Obviously Juicy is a great song, but has anyone ever explained why it’s great?
First off, the song starts off beautifully by saying “F–k all you hoes!” (How elegant and perplexing!) It then proceeds with him saying F everyone blocking him from making money! Surprisingly, the list is not that long! You know how long my list of “F you’s” would’ve been if I was a rapper? “F my neighbors!, F the landlord!, F cox cable!, F the person that told me I shouldn’t say F everyone!, F my girl!, then F myself for being a rude ass to my girl! F the Oscars committee….On and On, F and F!
What I really like about this song is his tone: He’s angry, but not that angry…. He’s reminiscing, but grudging at the same time… It just seems so real! His verses play sorta like an award speech.
Obviously the woman on the chorus is amazing, but what is overlooked by many is Puff Daddy playing the little homie in the background saying “it’s all good” over and over again. It sounds like that one homie that you have that has that 75 cents you need to buy the rest of that 2 dollar soda you want: “It’s all good homie, next time you got 2 dollars just pay me back”.
Big starts his verse by saying “Super Nintendo, Sega Genesis, when I was dead broke man I couldn’t picture this!” Doesn’t it just sound like struggling video game systems? Try substituting the video game systems of now into this scenario…. “Xbox 360 and PlayStation 3 with Blu Ray DVD capability-sis, when I was dead broke I couldn’t picture this” I would say b—h you don’t need all that!
SONG BY SONG BREAKDOWN

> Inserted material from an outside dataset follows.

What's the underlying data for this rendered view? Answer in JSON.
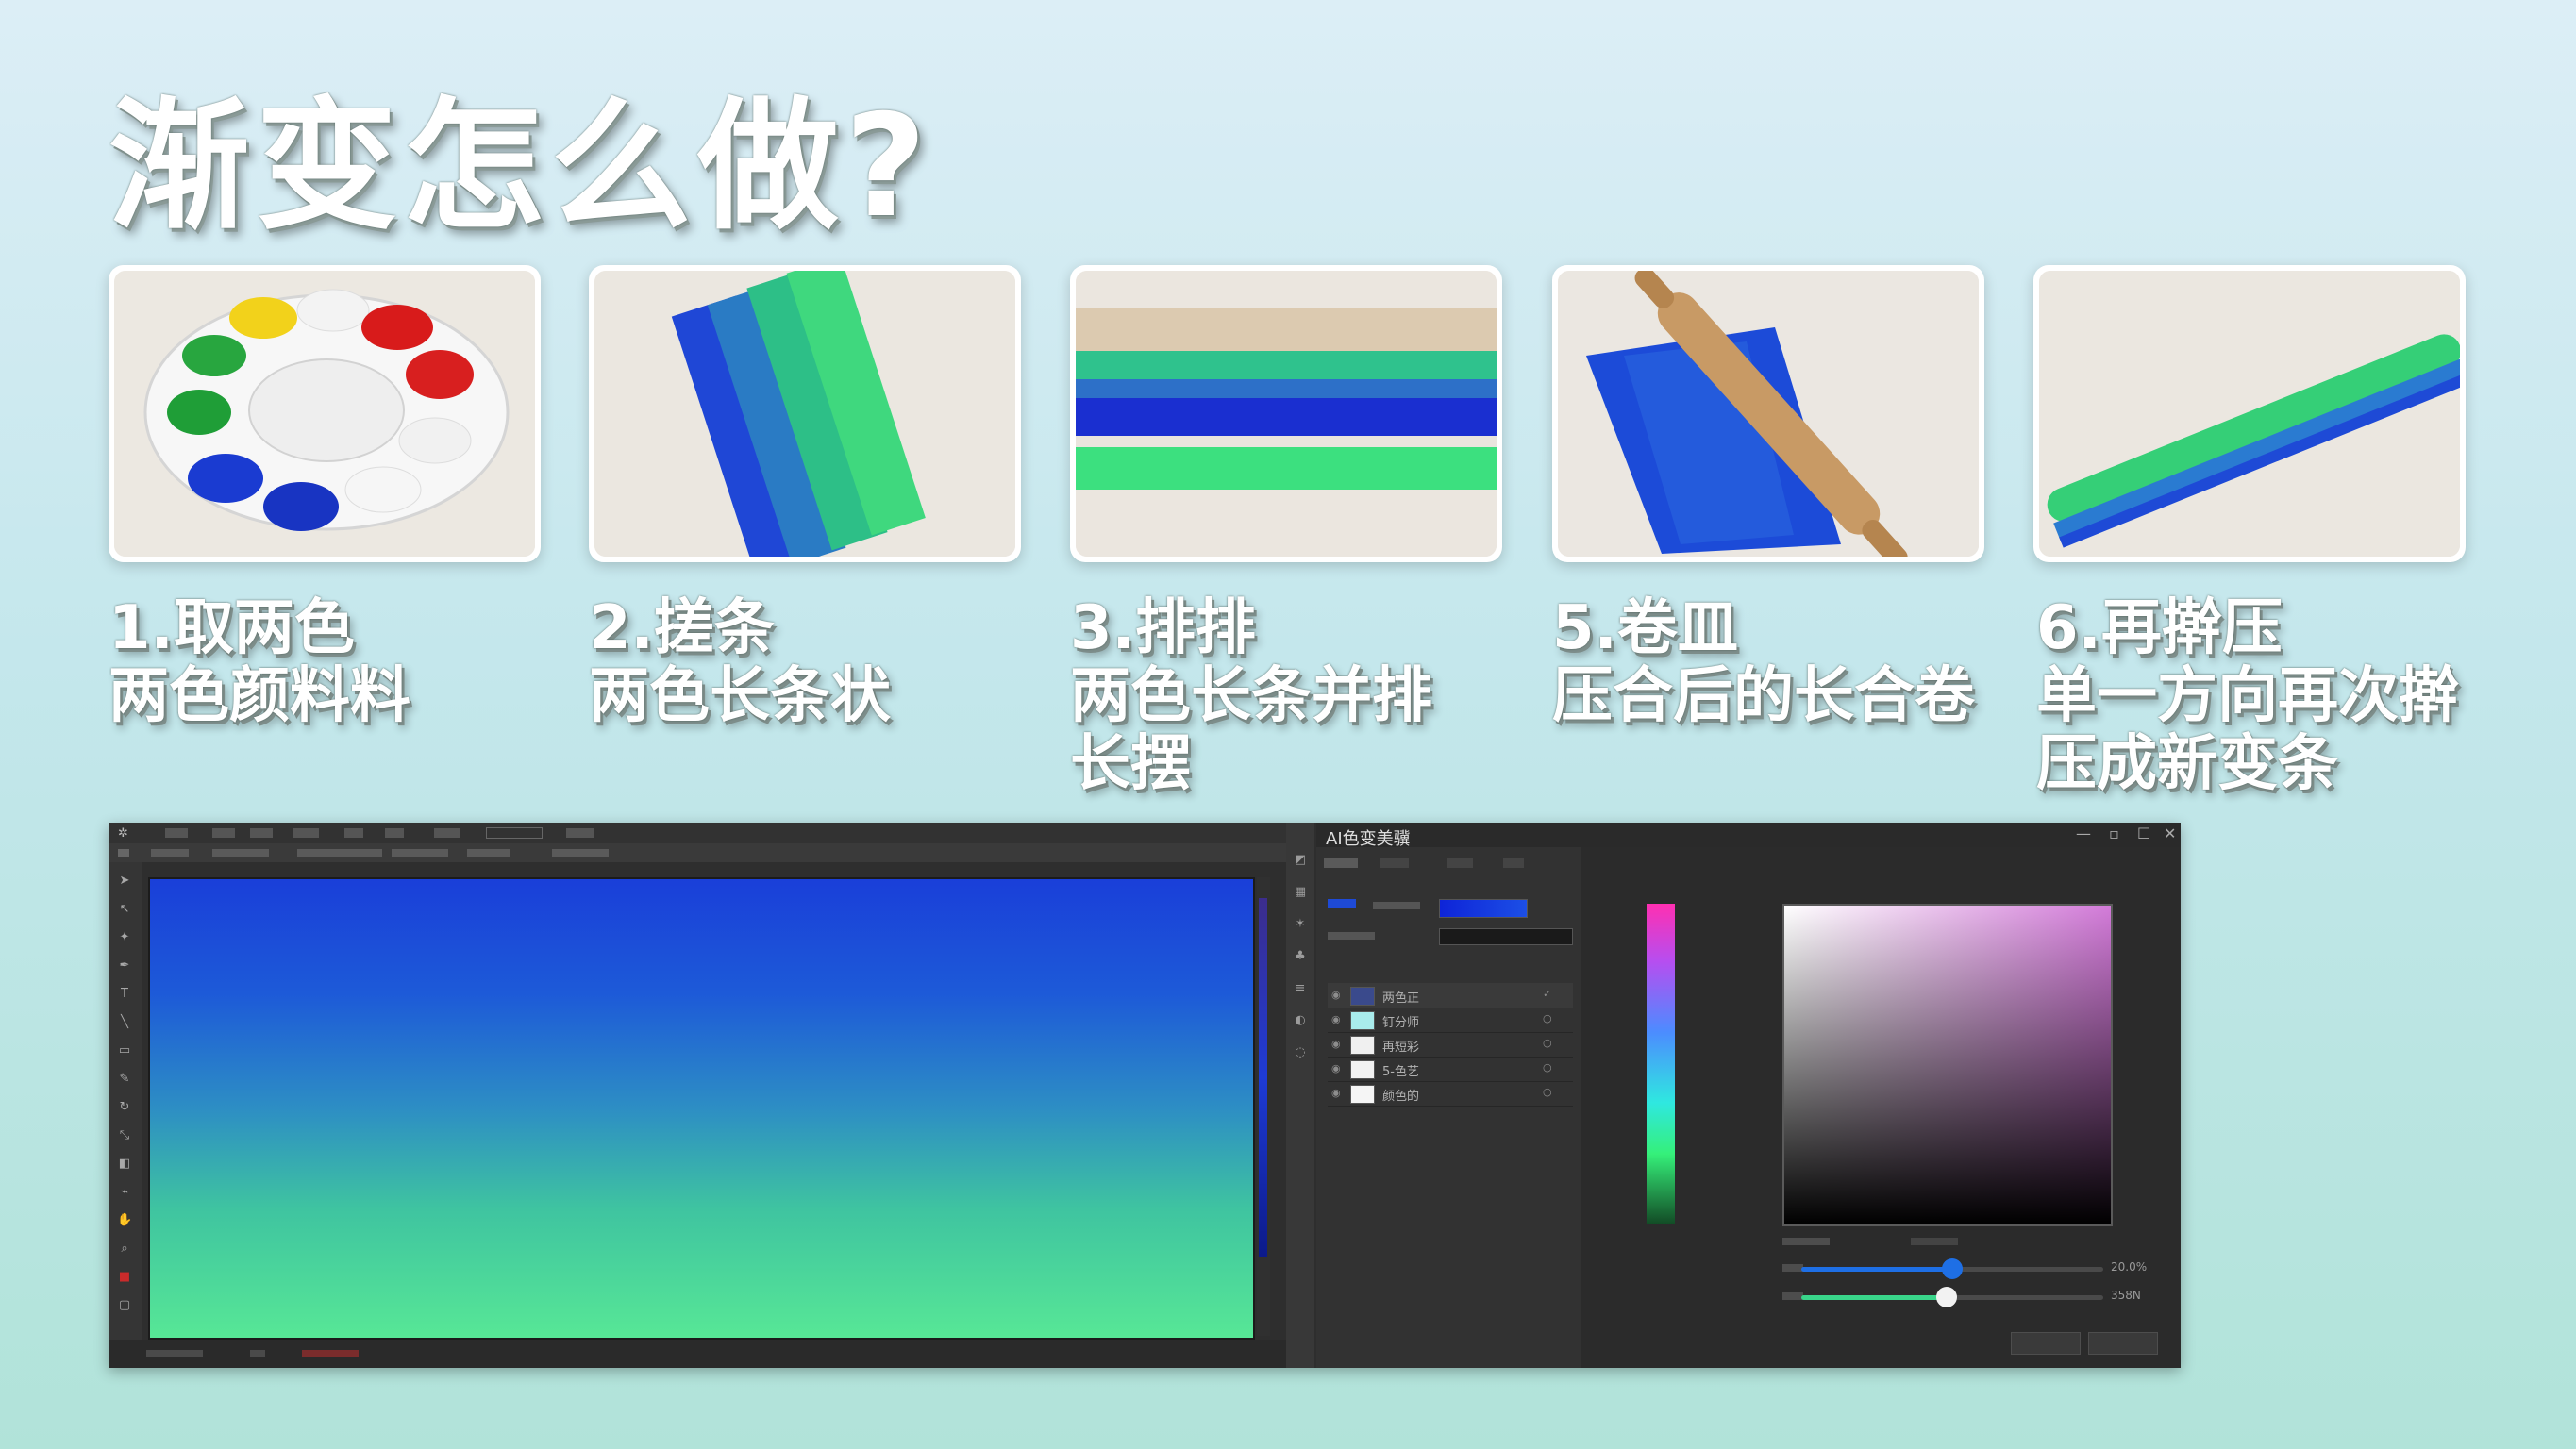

Hot: One More Chance, Unbelievable, Me & My Bitch,
Meh: Friend Of Mine
Hot Ass: NONE
OVERALL RATING (9.8/10)
Cheers to a great album everyone!